The turmoil at Jaguar Land Rover’s headquarters in the U.K. has not impacted dealers, says Larry Zinn, chairman of the Jaguar Land Rover Retailer Cabinet.
CEO Thierry Ballore, after just two years on the job, left abruptly in December.
The reinvention of Jaguar as an all-electric superluxury brand remains on track, with a new three-vehicle lineup due in about two years.
And while most of JLR’s competitors have found ways to earn significant profits while dealing with the microchip shortage, JLR hasn’t had a profitable quarter in almost two years.
The automaker has a backlog of more than 250,000 orders for the Range Rover, Range Rover Sport and Defender.
But the shortage of vehicles isn’t all bad news. It has helped reduce incentives and prompted customers to order their vehicles, often with expensive customized features.

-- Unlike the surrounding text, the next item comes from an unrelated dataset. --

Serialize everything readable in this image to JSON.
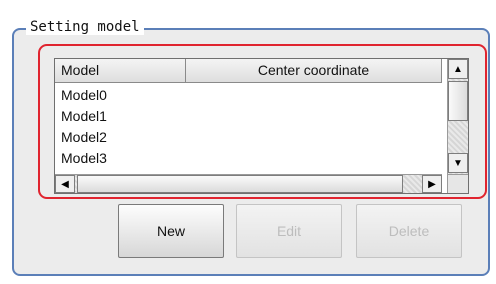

Dealers, Zinn said, had a great 2022.
“Jaguar Land Rover dealers have been performing at a very high level in relation to the rest of the luxury industry,” Zinn told Automotive News. “In the long term, if and when inventory normalizes, we’ll certainly see margins go down, but the volumes will go up. Hopefully that’s the offset that we need to continue to maintain the levels of profitability that we have. Additionally, with more volume comes more servicing and parts sales.”